Health Report: Cleft palates, cleft lips require life-changing surgeries
They are called orofacial clefts but are better known as cleft lips or cleft palates. They are among the most common birth defects in the world, affecting about one in 500 to 700 births, according to the World Health Organization.
The rate varies across different ethnic groups and geographical areas, according to WHO.
In the United States, about 7,000 babies are born with a cleft palate, cleft lip or both each year, according to the Centers for Disease Control and Prevention. Birth defects like these are usually corrected during infancy with surgery, and the child continues to live a normal life. But in other parts of the world where access to health care is a problem, children with orofacial clefts can face a lifetime of social and health problems.

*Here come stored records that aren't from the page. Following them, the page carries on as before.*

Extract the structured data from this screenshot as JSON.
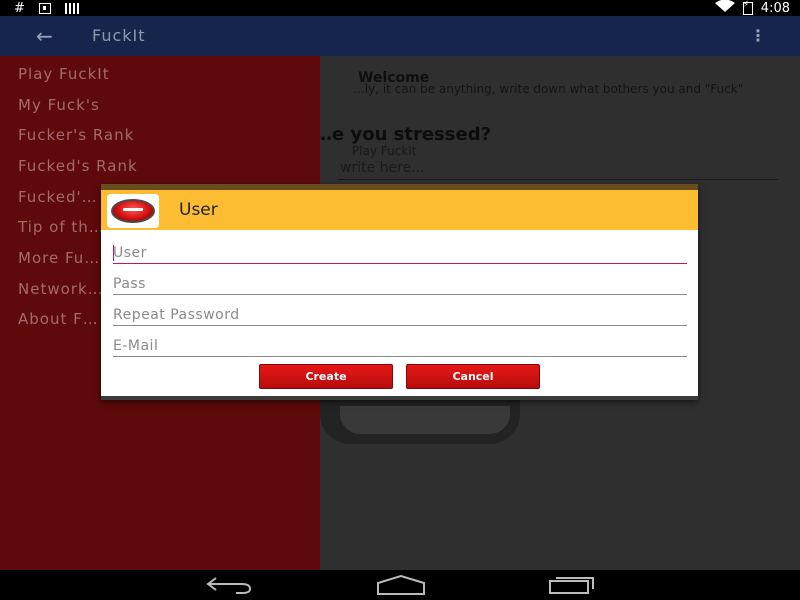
{
  "status_bar": {
    "left_glyph": "#",
    "time": "4:08",
    "icons": [
      "hash-icon",
      "download-icon",
      "signal-icon",
      "wifi-icon",
      "battery-icon"
    ]
  },
  "app_bar": {
    "title": "FuckIt",
    "back_icon": "arrow-back-icon",
    "overflow_icon": "overflow-menu-icon",
    "color": "#16254c"
  },
  "content": {
    "welcome": "Welcome",
    "intro": "…ly, it can be anything, write down what bothers you and \"Fuck\"",
    "stressed": "…e you stressed?",
    "play_link": "Play FuckIt",
    "input_placeholder": "write here..."
  },
  "drawer": {
    "color": "#5e0a0a",
    "items": [
      {
        "label": "Play FuckIt"
      },
      {
        "label": "My Fuck's"
      },
      {
        "label": "Fucker's Rank"
      },
      {
        "label": "Fucked's Rank"
      },
      {
        "label": "Fucked'…"
      },
      {
        "label": "Tip of th…"
      },
      {
        "label": "More Fu…"
      },
      {
        "label": "Network…"
      },
      {
        "label": "About F…"
      }
    ]
  },
  "dialog": {
    "title": "User",
    "header_color": "#fdbd33",
    "logo_icon": "red-button-logo-icon",
    "fields": {
      "user": {
        "placeholder": "User",
        "value": ""
      },
      "pass": {
        "placeholder": "Pass",
        "value": ""
      },
      "repeat": {
        "placeholder": "Repeat Password",
        "value": ""
      },
      "email": {
        "placeholder": "E-Mail",
        "value": ""
      }
    },
    "buttons": {
      "create": "Create",
      "cancel": "Cancel"
    },
    "button_color": "#d91313"
  },
  "nav_bar": {
    "icons": [
      "nav-back-icon",
      "nav-home-icon",
      "nav-recents-icon"
    ]
  }
}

“In the U.S., a child born with a cleft palate or cleft lip is generally treated immediately, with good follow-up care,” said Thomas Vecchione, plastic surgeon and longtime member of the Scripps Mercy Outreach Surgical Team (M.O.S.T.) volunteer medical group. “But that’s not the case in many parts of the world where there is a lack of treatment facilities and children who are born with birth defects go untreated.”
M.O.S.T. has traveled to Mexico’s interior yearly for nearly three decades to provide free surgeries to thousands of children and adults to correct cleft lips, cleft palates, burn scars, crossed-eyes and a variety of other conditions. The surgical teams usually number more than 50 and are made up of volunteer physicians, including plastic surgeons and anesthesiologists, nurses and support staff. The majority are from Scripps, which supports the community benefit program.
Since orofacial cleft patients usually require follow-up care, many M.O.S.T. patients have been following the group for years, often traveling long distances to make an appointment.
Cleft lip and cleft palate occur when a baby’s lip or mouth does not form properly during pregnancy. A cleft lip happens when the tissue that makes up the lip does not join completely before birth, resulting in an opening in the upper lip that can go as far as into the nose. In the U.S., about 4,440 babies are born with a cleft lip.
A cleft palate happens when the tissue that makes up the roof of the mouth does not join together completely during pregnancy, resulting in an opening in the roof of the mouth. In the U.S., about 2,650 babies are born with a cleft palate, which may include a cleft lip, according to the CDC.
What are the symptoms? Complications?
A cleft in the lip or palate is usually identifiable at birth or can be detected during pregnancy using ultrasound.
A cleft in the mouth may go unnoticed when it occurs in the muscles of the soft palate, also known as submucous cleft, which are in the back of the mouth’s lining. Symptoms of submucous cleft palate may include difficulty with feedings, difficulty swallowing, nasal speaking voice, chronic ear infections, which are signs for parents to schedule a visit with their child’s physician.
Unless treated orofacial clefts can affect feeding, speech development and hearing.
Several factors increase the chances of a baby developing a cleft lip or cleft palate. This includes genetics or family history, exposure to certain substances during pregnancy and the mother’s medical condition especially if she is diabetic or obese.
According to the CDC, women with diabetes diagnosed before pregnancy are more at risk of having a child with a cleft lip or cleft palate or both. Women who smoke during pregnancy or who are obese face the same risks.
Treatment can vary according to the complexity of the cleft. Additional surgeries may be necessary after the initial cleft repair to help improve speech or the appearance of the lip and nose.
“Depending on the severity of the problem, one surgical procedure and one small revision can repair the cleft lip or palate and bring about life-changing results” said Dr. Vecchione, who recently returned from a M.O.S.T. mission in Irapuato in the Mexican state of Guanajuato.
“Cleft lip surgery can be done on infants as young as 1 or 2 months old, while cleft palate repair is usually performed when the child is a year or year-and-a-half old,” Dr. Vecchione said.
In the U.S., the CDC recommends surgery to repair a cleft lip take place within the first 12 months of life, and surgery to repair a cleft palate take place within the first 18 months. Follow-up surgeries may continue into late teen years.
Surgical repair can improve the appearance of a child’s face in addition to improving breathing, hearing and speech and language development.
“Not only does this affect their appearance, but it improves their self-confidence, removes negative self-image and can greatly impact the opportunities they may encounter throughout their lives,” Dr. Vecchione said.
Since 1988, M.O.S.T. has provided corrective surgeries to more than 12,000 patients thanks largely to philanthropic support to fund trips to Mexico. On May 21, M.O.S.T. is hosting its fifth annual Mariachi Festival fundraiser at the Kitchens for Good at the Jacobs Center, 404 Euclid Ave., San Diego. For more information visit: www.scripps.org/mostfestival.
For more information about Scripps Health, visit http://www.scripps.org/KUSI or call 858-240-5075.